# Try it:
Working through the lines below, return each one that holds "JANV".

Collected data
**********

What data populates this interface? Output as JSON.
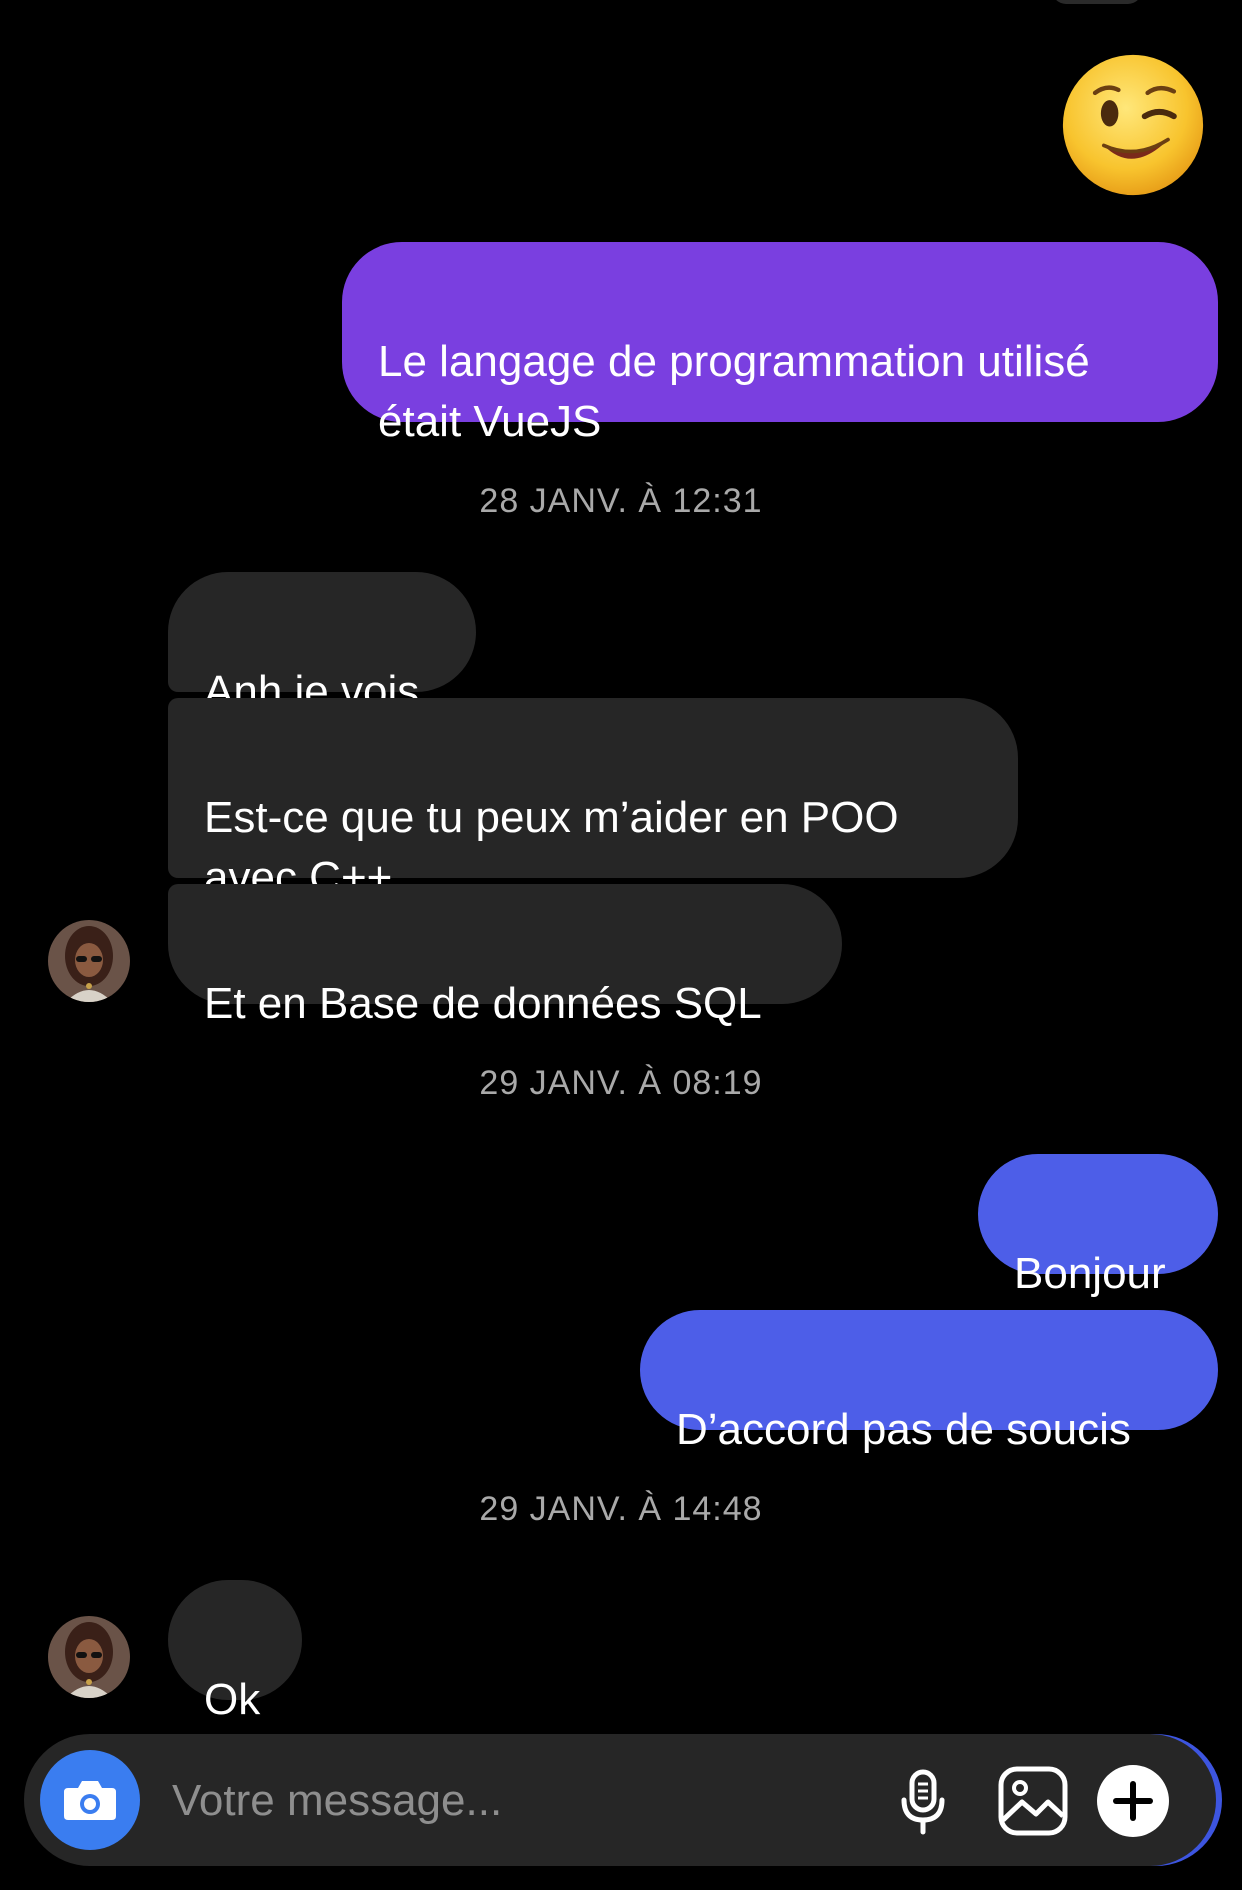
{
  "conversation": {
    "reaction_emoji": "winking-face",
    "messages": [
      {
        "text": "Le langage de programmation utilisé\nétait VueJS"
      },
      {
        "text": "Anh je vois"
      },
      {
        "text": "Est-ce que tu peux m’aider en POO\navec C++"
      },
      {
        "text": "Et en Base de données SQL"
      },
      {
        "text": "Bonjour"
      },
      {
        "text": "D’accord pas de soucis"
      },
      {
        "text": "Ok"
      }
    ],
    "timestamps": [
      "28 JANV. À 12:31",
      "29 JANV. À 08:19",
      "29 JANV. À 14:48"
    ]
  },
  "composer": {
    "placeholder": "Votre message...",
    "camera_icon": "camera-icon",
    "mic_icon": "microphone-icon",
    "gallery_icon": "image-icon",
    "plus_icon": "plus-icon"
  },
  "colors": {
    "background": "#000000",
    "outgoing_purple": "#7a3fe0",
    "outgoing_blue": "#4d5ee8",
    "incoming": "#262626",
    "camera_button": "#3a7df0",
    "timestamp": "#a9a9a9"
  }
}
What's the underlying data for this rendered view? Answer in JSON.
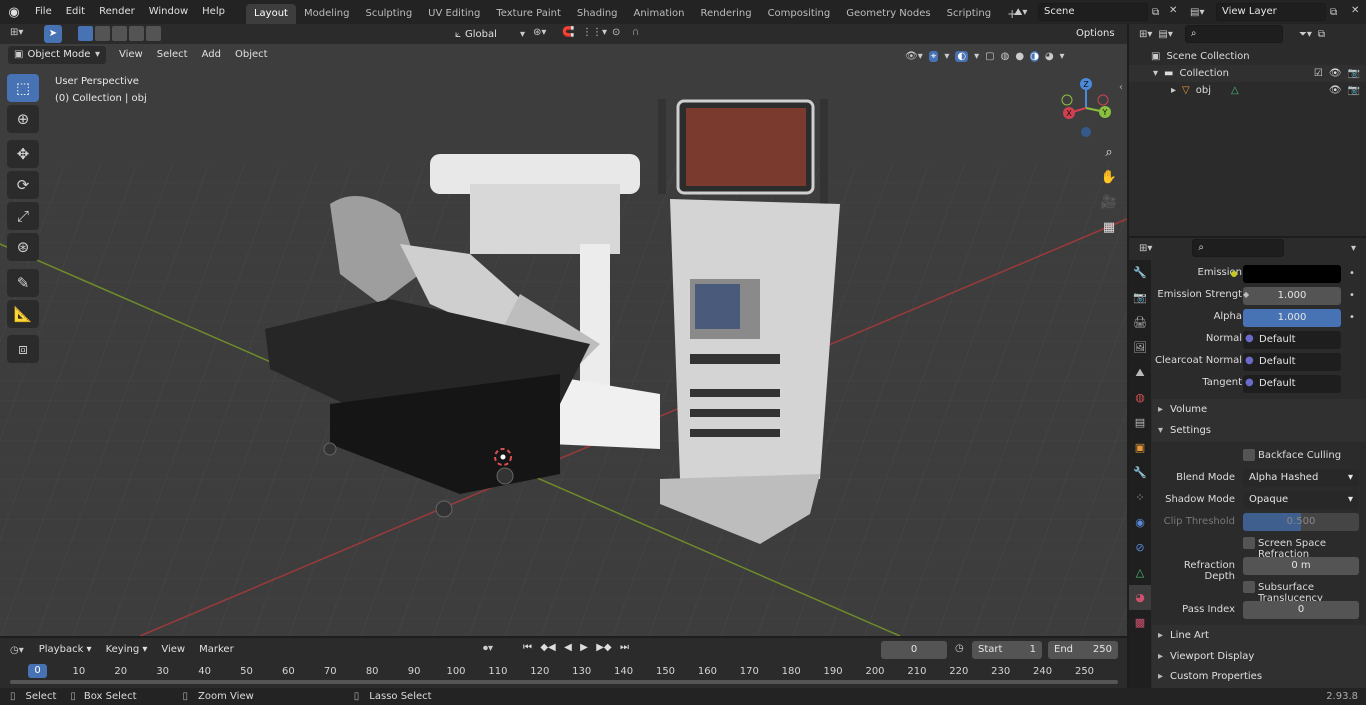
{
  "topbar": {
    "menus": [
      "File",
      "Edit",
      "Render",
      "Window",
      "Help"
    ],
    "workspaces": [
      "Layout",
      "Modeling",
      "Sculpting",
      "UV Editing",
      "Texture Paint",
      "Shading",
      "Animation",
      "Rendering",
      "Compositing",
      "Geometry Nodes",
      "Scripting"
    ],
    "active_workspace": "Layout",
    "add_tab": "+",
    "scene": "Scene",
    "view_layer": "View Layer"
  },
  "viewport": {
    "mode": "Object Mode",
    "menus": [
      "View",
      "Select",
      "Add",
      "Object"
    ],
    "orientation": "Global",
    "options": "Options",
    "overlay_title": "User Perspective",
    "overlay_sub": "(0) Collection | obj",
    "gizmo": {
      "x": "X",
      "y": "Y",
      "z": "Z"
    }
  },
  "outliner": {
    "scene_collection": "Scene Collection",
    "collection": "Collection",
    "object": "obj"
  },
  "properties": {
    "rows": [
      {
        "label": "Emission",
        "value": "",
        "dot": "#c8c820",
        "field": "color"
      },
      {
        "label": "Emission Strengt",
        "value": "1.000",
        "dot": "#a0a0a0",
        "field": "num"
      },
      {
        "label": "Alpha",
        "value": "1.000",
        "dot": "#a0a0a0",
        "field": "blue"
      },
      {
        "label": "Normal",
        "value": "Default",
        "dot": "#6a6ac8",
        "field": "dark"
      },
      {
        "label": "Clearcoat Normal",
        "value": "Default",
        "dot": "#6a6ac8",
        "field": "dark"
      },
      {
        "label": "Tangent",
        "value": "Default",
        "dot": "#6a6ac8",
        "field": "dark"
      }
    ],
    "volume": "Volume",
    "settings": "Settings",
    "backface": "Backface Culling",
    "blend_label": "Blend Mode",
    "blend_value": "Alpha Hashed",
    "shadow_label": "Shadow Mode",
    "shadow_value": "Opaque",
    "clip_label": "Clip Threshold",
    "clip_value": "0.500",
    "ssr": "Screen Space Refraction",
    "refr_label": "Refraction Depth",
    "refr_value": "0 m",
    "sst": "Subsurface Translucency",
    "pass_label": "Pass Index",
    "pass_value": "0",
    "line_art": "Line Art",
    "viewport_display": "Viewport Display",
    "custom_props": "Custom Properties"
  },
  "timeline": {
    "menus": [
      "Playback",
      "Keying",
      "View",
      "Marker"
    ],
    "current_frame": "0",
    "start_label": "Start",
    "start": "1",
    "end_label": "End",
    "end": "250",
    "ticks": [
      "0",
      "10",
      "20",
      "30",
      "40",
      "50",
      "60",
      "70",
      "80",
      "90",
      "100",
      "110",
      "120",
      "130",
      "140",
      "150",
      "160",
      "170",
      "180",
      "190",
      "200",
      "210",
      "220",
      "230",
      "240",
      "250"
    ]
  },
  "status": {
    "select": "Select",
    "box_select": "Box Select",
    "zoom_view": "Zoom View",
    "lasso": "Lasso Select",
    "version": "2.93.8"
  }
}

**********

# Response for this exercise:
      "28 JANV. À 12:31",
      "29 JANV. À 08:19",
      "29 JANV. À 14:48"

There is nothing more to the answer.